Shares in Paddy Power Betfair edged slightly higher early on Wednesday (24 August 2016), even though the bookmaker posted first-half losses due to costs related to its merger with its sector peer Betfair.

In the six months to 30 June, the Ireland-based company posted a pre-tax loss of £49.3m, compared with a profit of £106.2m in the same period last year, on the back of £195m merger costs.

In February, Betfair and Paddy Power joined forces to create a group that is currently substantially larger than any of its rivals. The Irish bookmaker said it now expects cost synergies of £65m compared with an earlier estimate of £50m.
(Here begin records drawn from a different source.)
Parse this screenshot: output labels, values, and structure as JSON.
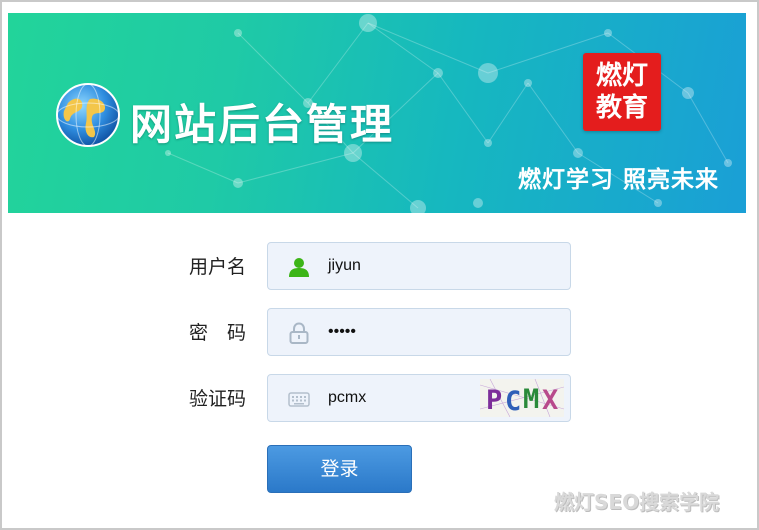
{
  "banner": {
    "site_title": "网站后台管理",
    "brand_line1": "燃灯",
    "brand_line2": "教育",
    "slogan": "燃灯学习 照亮未来"
  },
  "form": {
    "username": {
      "label": "用户名",
      "value": "jiyun",
      "icon": "user-icon"
    },
    "password": {
      "label": "密　码",
      "value": "•••••",
      "icon": "lock-icon"
    },
    "captcha": {
      "label": "验证码",
      "value": "pcmx",
      "image_text": "PCMX",
      "icon": "keyboard-icon"
    },
    "login_label": "登录"
  },
  "watermark": "燃灯SEO搜索学院",
  "colors": {
    "banner_start": "#22d49a",
    "banner_end": "#1a9fd6",
    "button": "#2b79c9",
    "field_bg": "#eef3fb",
    "brand_red": "#e41d1d",
    "user_icon": "#3cb517"
  }
}
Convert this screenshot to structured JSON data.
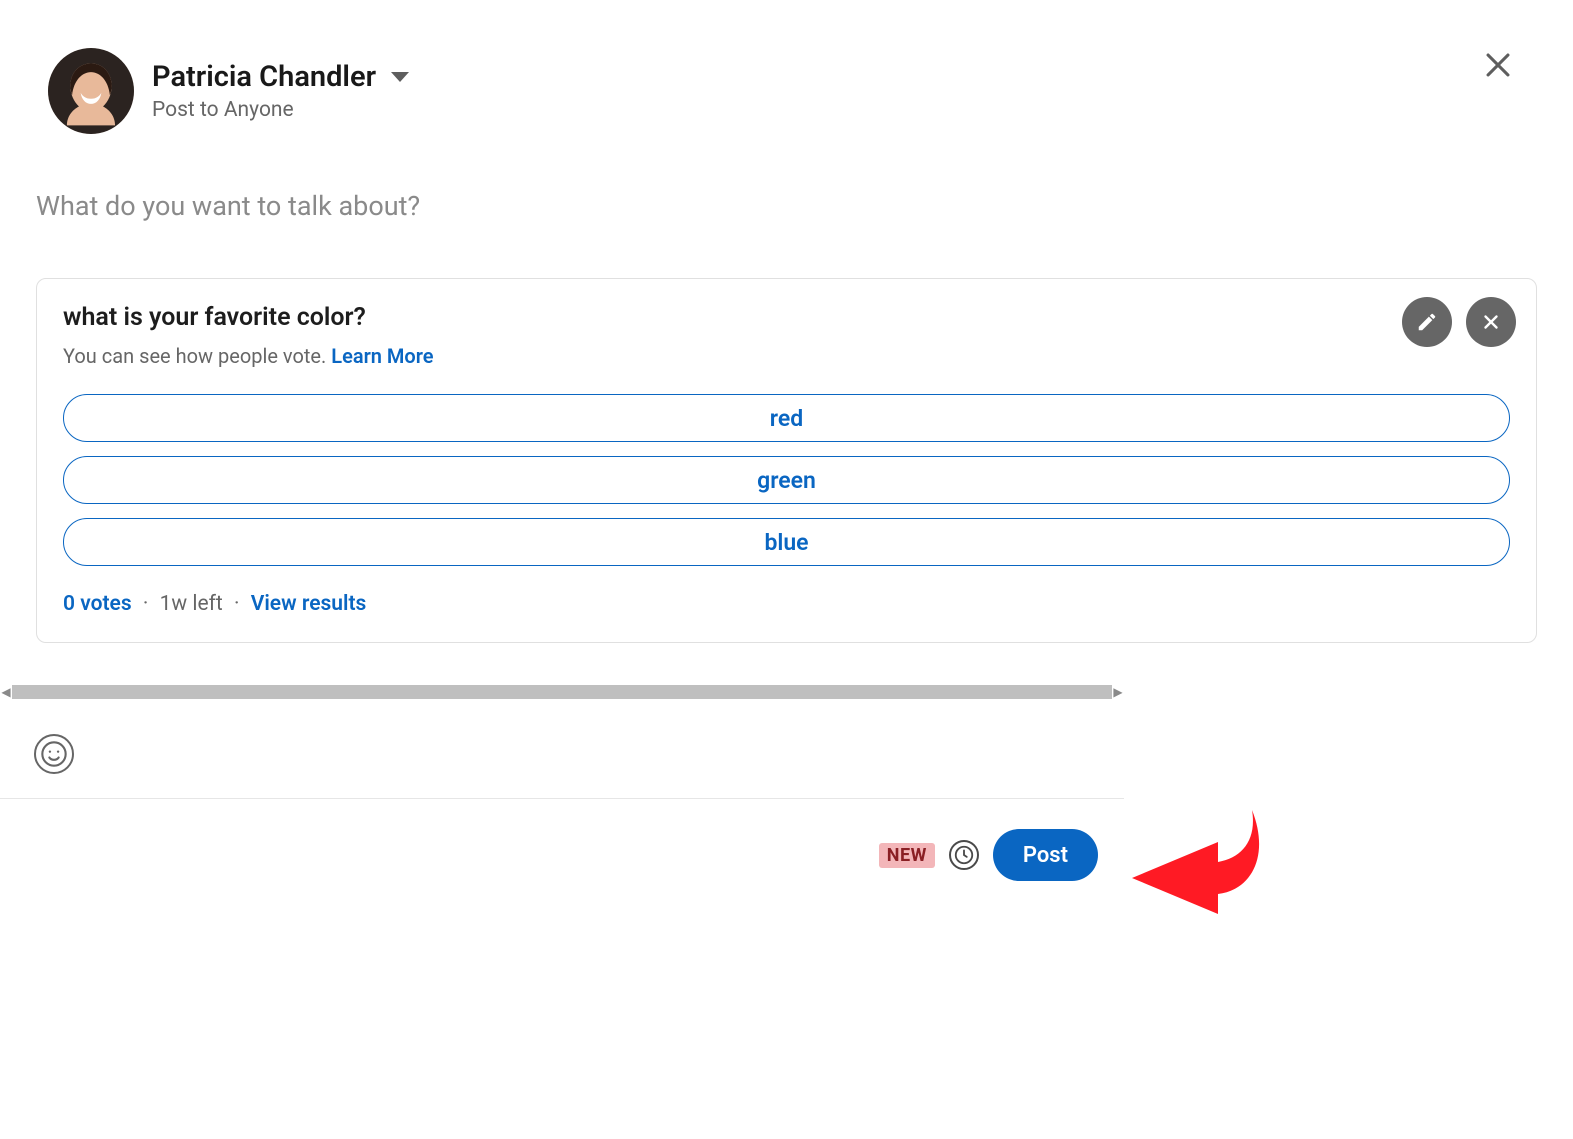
{
  "header": {
    "user_name": "Patricia Chandler",
    "visibility": "Post to Anyone"
  },
  "composer": {
    "placeholder": "What do you want to talk about?"
  },
  "poll": {
    "question": "what is your favorite color?",
    "subtext": "You can see how people vote. ",
    "learn_more": "Learn More",
    "options": [
      "red",
      "green",
      "blue"
    ],
    "votes_label": "0 votes",
    "time_left": "1w left",
    "view_results": "View results"
  },
  "footer": {
    "new_badge": "NEW",
    "post_label": "Post"
  }
}
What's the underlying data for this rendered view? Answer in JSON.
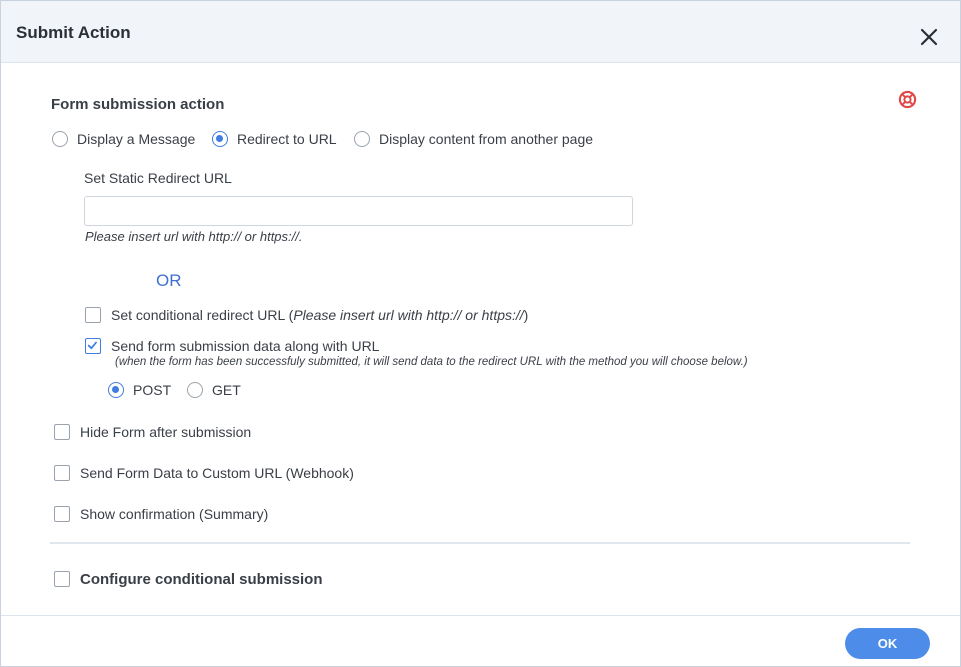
{
  "dialog": {
    "title": "Submit Action",
    "close_icon": "close-icon",
    "help_icon": "lifebuoy-icon",
    "ok_label": "OK"
  },
  "form_action": {
    "title": "Form submission action",
    "options": [
      {
        "label": "Display a Message",
        "selected": false
      },
      {
        "label": "Redirect to URL",
        "selected": true
      },
      {
        "label": "Display content from another page",
        "selected": false
      }
    ]
  },
  "redirect": {
    "static_label": "Set Static Redirect URL",
    "static_value": "",
    "static_placeholder": "",
    "static_hint": "Please insert url with http:// or https://.",
    "or_text": "OR",
    "conditional_label": "Set conditional redirect URL (",
    "conditional_hint": "Please insert url with http:// or https://",
    "conditional_close": ")",
    "conditional_checked": false,
    "send_data_label": "Send form submission data along with URL",
    "send_data_checked": true,
    "send_data_hint": "(when the form has been successfuly submitted, it will send data to the redirect URL with the method you will choose below.)",
    "methods": [
      {
        "label": "POST",
        "selected": true
      },
      {
        "label": "GET",
        "selected": false
      }
    ]
  },
  "options": {
    "hide_form": {
      "label": "Hide Form after submission",
      "checked": false
    },
    "webhook": {
      "label": "Send Form Data to Custom URL (Webhook)",
      "checked": false
    },
    "confirmation": {
      "label": "Show confirmation (Summary)",
      "checked": false
    },
    "conditional_submission": {
      "label": "Configure conditional submission",
      "checked": false
    }
  },
  "colors": {
    "accent": "#3f7de0",
    "button": "#4d8de9",
    "help_icon": "#e04848"
  }
}
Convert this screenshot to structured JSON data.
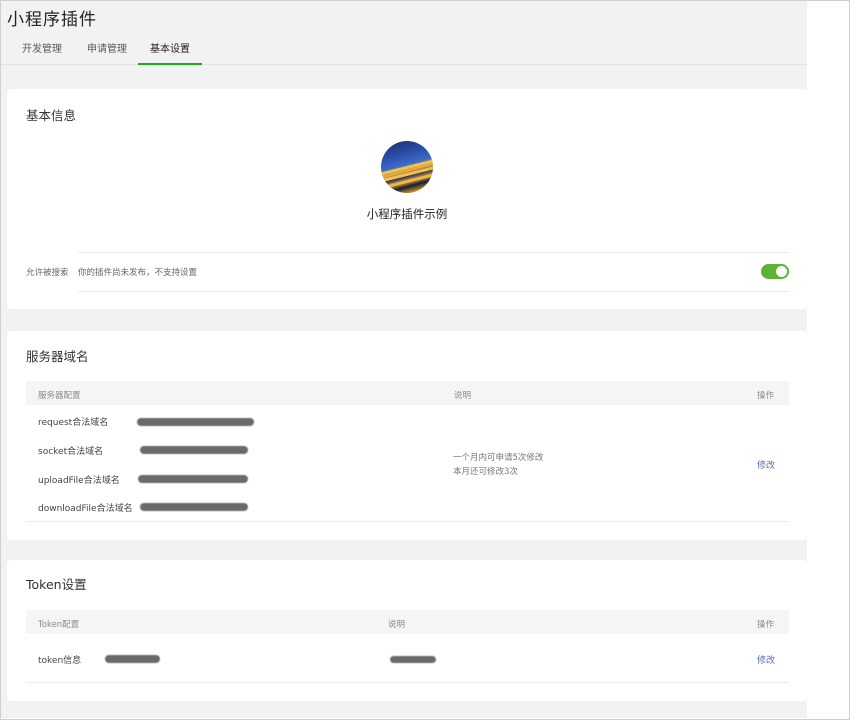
{
  "app": {
    "title": "小程序插件"
  },
  "tabs": [
    {
      "label": "开发管理",
      "active": false
    },
    {
      "label": "申请管理",
      "active": false
    },
    {
      "label": "基本设置",
      "active": true
    }
  ],
  "basic_info": {
    "title": "基本信息",
    "plugin_name": "小程序插件示例",
    "search": {
      "label": "允许被搜索",
      "description": "你的插件尚未发布，不支持设置",
      "toggle_on": true
    }
  },
  "server_domain": {
    "title": "服务器域名",
    "headers": {
      "config": "服务器配置",
      "note": "说明",
      "action": "操作"
    },
    "rows": [
      {
        "label": "request合法域名"
      },
      {
        "label": "socket合法域名"
      },
      {
        "label": "uploadFile合法域名"
      },
      {
        "label": "downloadFile合法域名"
      }
    ],
    "note_line1": "一个月内可申请5次修改",
    "note_line2": "本月还可修改3次",
    "action_label": "修改"
  },
  "token": {
    "title": "Token设置",
    "headers": {
      "config": "Token配置",
      "note": "说明",
      "action": "操作"
    },
    "row_label": "token信息",
    "action_label": "修改"
  },
  "colors": {
    "accent": "#1aad19",
    "toggle": "#5cb531",
    "link": "#5a6ca8"
  },
  "icons": {
    "avatar": "plugin-avatar-image"
  }
}
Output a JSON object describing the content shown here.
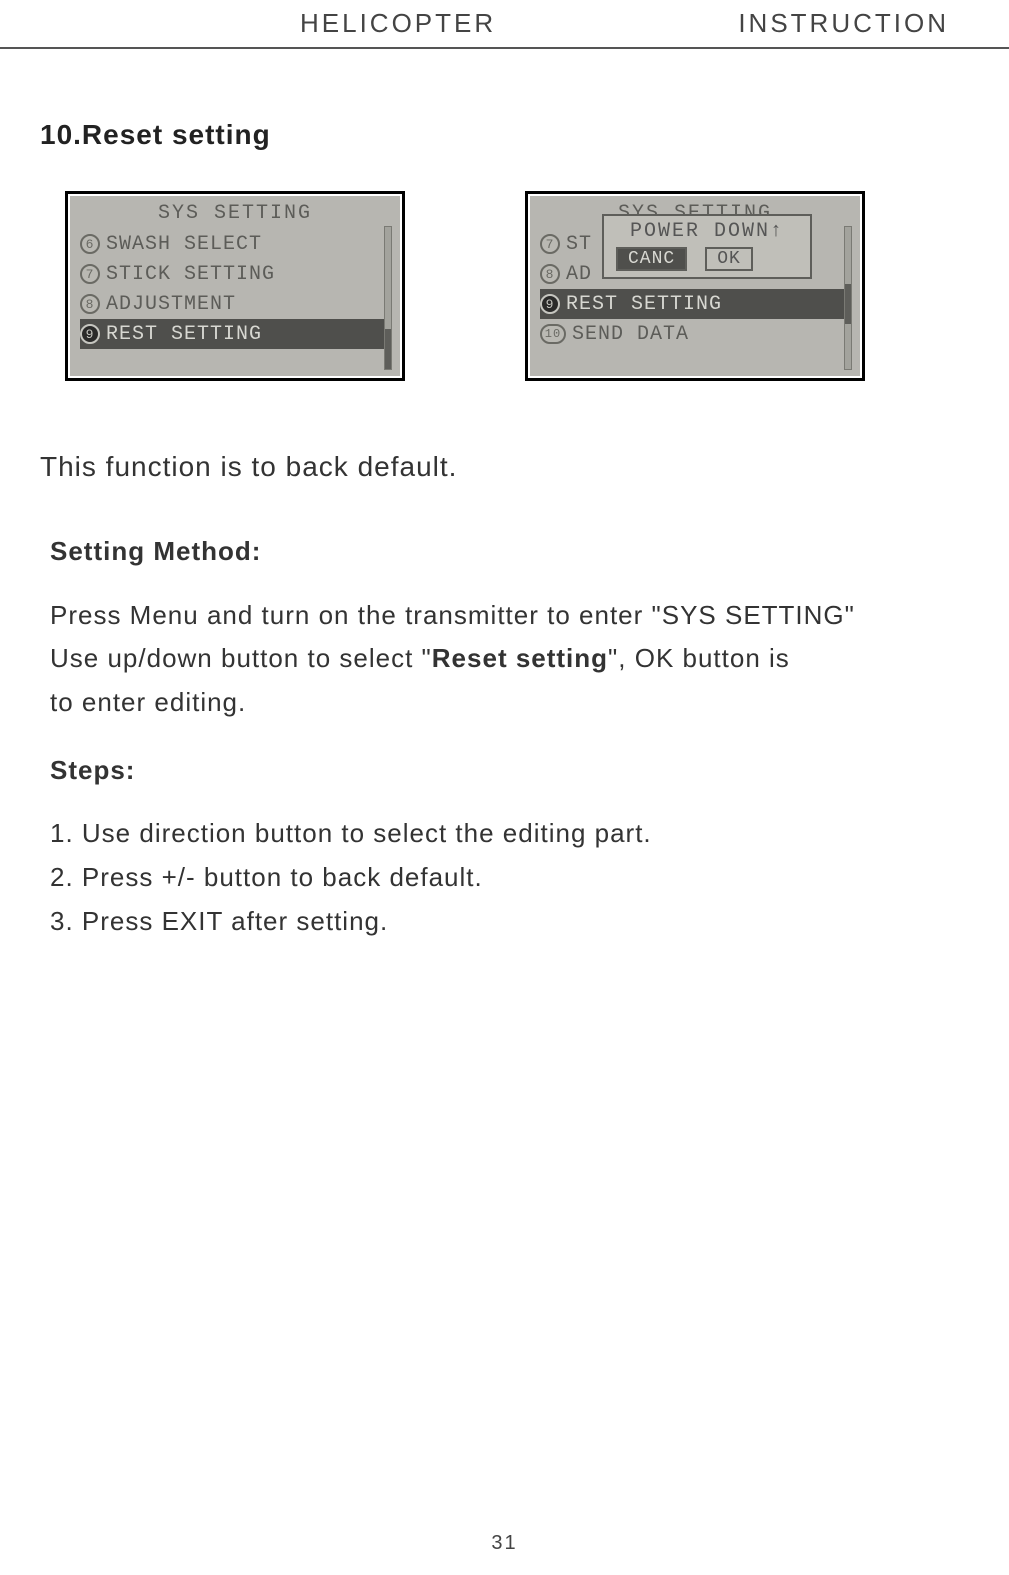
{
  "header": {
    "left": "HELICOPTER",
    "right": "INSTRUCTION"
  },
  "section_title": "10.Reset setting",
  "lcd1": {
    "title": "SYS SETTING",
    "items": [
      {
        "num": "6",
        "label": "SWASH SELECT",
        "selected": false
      },
      {
        "num": "7",
        "label": "STICK SETTING",
        "selected": false
      },
      {
        "num": "8",
        "label": "ADJUSTMENT",
        "selected": false
      },
      {
        "num": "9",
        "label": "REST SETTING",
        "selected": true
      }
    ]
  },
  "lcd2": {
    "title": "SYS SETTING",
    "items": [
      {
        "num": "7",
        "label": "ST",
        "selected": false
      },
      {
        "num": "8",
        "label": "AD",
        "selected": false
      },
      {
        "num": "9",
        "label": "REST SETTING",
        "selected": true
      },
      {
        "num": "10",
        "label": "SEND DATA",
        "selected": false
      }
    ],
    "overlay": {
      "title": "POWER DOWN↑",
      "buttons": [
        {
          "label": "CANC",
          "selected": true
        },
        {
          "label": "OK",
          "selected": false
        }
      ]
    }
  },
  "intro": "This function is to back default.",
  "method": {
    "heading": "Setting Method:",
    "line1_a": "Press Menu and turn on the transmitter to enter \"SYS SETTING\"",
    "line2_a": "Use up/down button to select \"",
    "line2_bold": "Reset setting",
    "line2_b": "\", OK button is",
    "line3": "to enter editing."
  },
  "steps": {
    "heading": "Steps:",
    "items": [
      "1. Use direction button to select the editing part.",
      "2. Press +/- button to back default.",
      "3. Press EXIT after setting."
    ]
  },
  "page_number": "31"
}
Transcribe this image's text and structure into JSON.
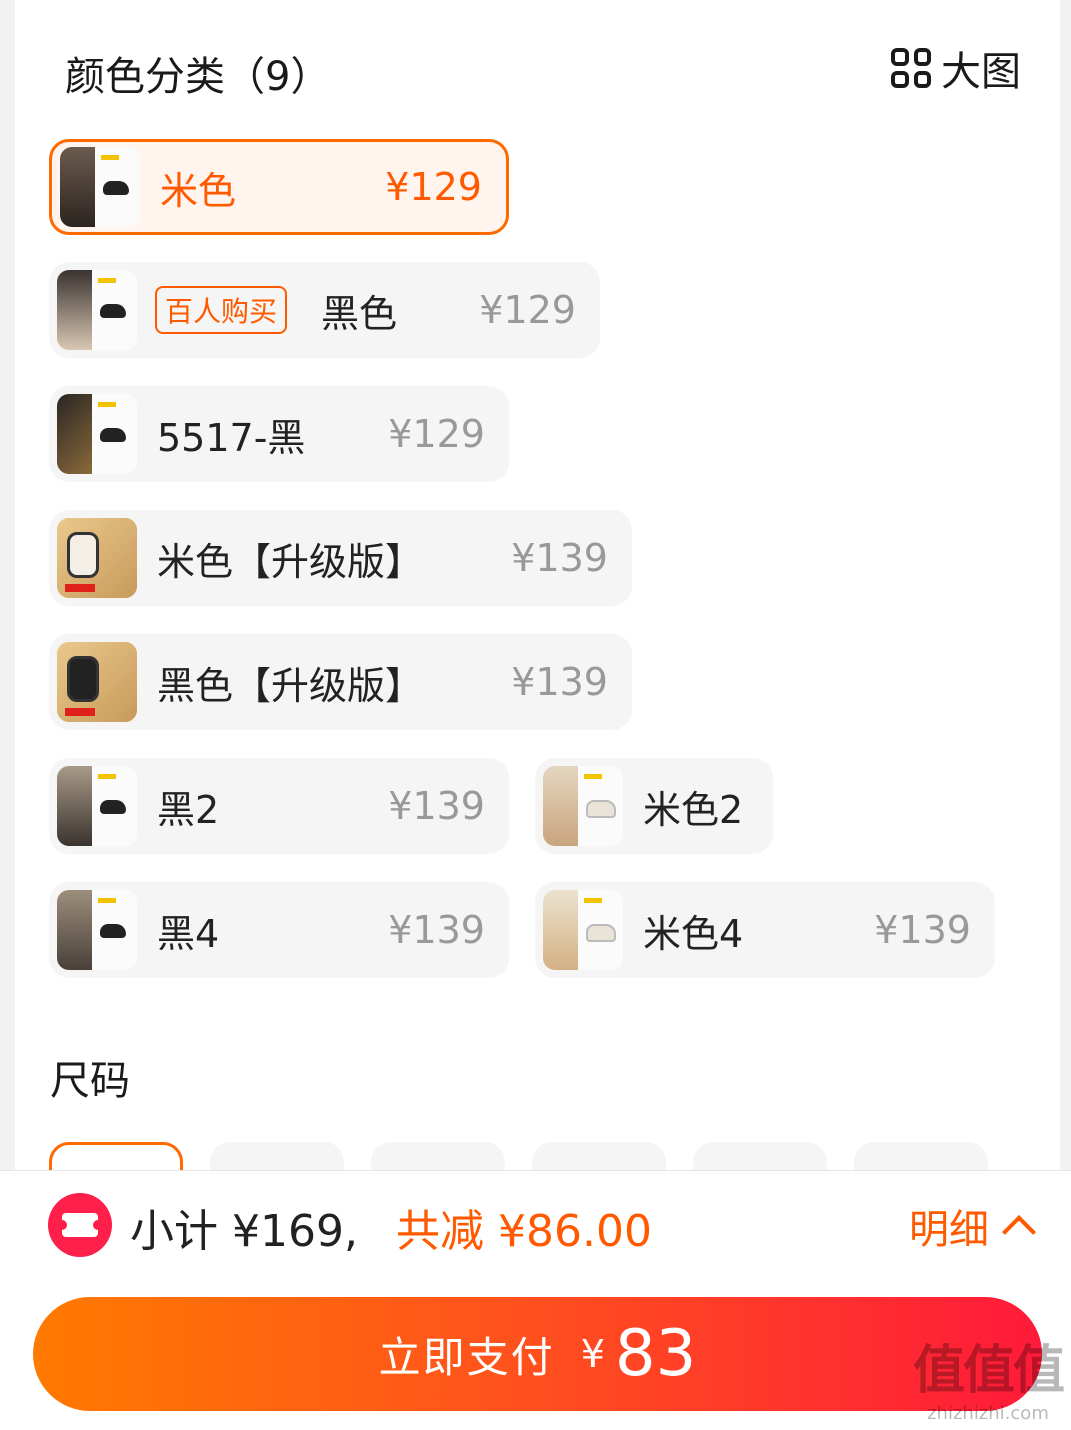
{
  "header": {
    "title": "颜色分类（9）",
    "big_view_label": "大图"
  },
  "colors": [
    {
      "name": "米色",
      "price": "¥129",
      "selected": true
    },
    {
      "name": "黑色",
      "price": "¥129",
      "badge": "百人购买"
    },
    {
      "name": "5517-黑",
      "price": "¥129"
    },
    {
      "name": "米色【升级版】",
      "price": "¥139"
    },
    {
      "name": "黑色【升级版】",
      "price": "¥139"
    },
    {
      "name": "黑2",
      "price": "¥139"
    },
    {
      "name": "米色2",
      "price": ""
    },
    {
      "name": "黑4",
      "price": "¥139"
    },
    {
      "name": "米色4",
      "price": "¥139"
    }
  ],
  "size_section": {
    "title": "尺码"
  },
  "footer": {
    "subtotal": "小计 ¥169,",
    "discount": "共减 ¥86.00",
    "detail_label": "明细",
    "pay_label": "立即支付",
    "pay_currency": "¥",
    "pay_amount": "83"
  },
  "watermark": {
    "logo_text": "值值值",
    "site": "zhizhizhi.com"
  },
  "colors_theme": {
    "accent": "#ff5a00",
    "coupon": "#ff1f4b"
  }
}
"Paddy Power Betfair has sustained good momentum through a period of considerable change," said chief executive Breon Corcoran.

"The restructuring is now largely complete and the merger synergies are being delivered ahead of schedule. We are creating a world-class operation by exploiting the unique assets and capabilities of each legacy business, particularly in the key functions of technology, marketing and trading."

Aside from the loss, however, the other metrics made better reading for the company, which posted revenue growth across of all its divisions.

Revenue rose 18% year-on-year to £759m, boosted by double-digit growth in all four of the company's divisions, which include online, retail, as well as the US and Australian market. Underlying operating profit, meanwhile, were up 39% from the corresponding period in the previous year to £148m.

"All in all its a solid report from the firm but one must remind that market expectations had been fairly high going into its report and further exemplified by the fact share prices are closing in on the psychologically important £100 level," said Joshua Raymond, analyst at XTB.com.

"Having rallied from £79 per share since the start of July, it will be interesting to see if shareholders begin to lock in their gains after a solid earnings report."

As with its rival William Hill, Paddy Power said its performances received a timely boost by a strong Euro 2016 performance, which partly offset a disappointing sportsbook revenues. Echoing other bookmakers, Paddy Power admitted it had suffered "adverse" conditions during the Cheltenham Festival in March.

Bookmakers described this year's festival as "the worst Cheltenham ever" as they nursed losses to the tune of a combined £60m, after a series of favourites stormed home to win their respective races.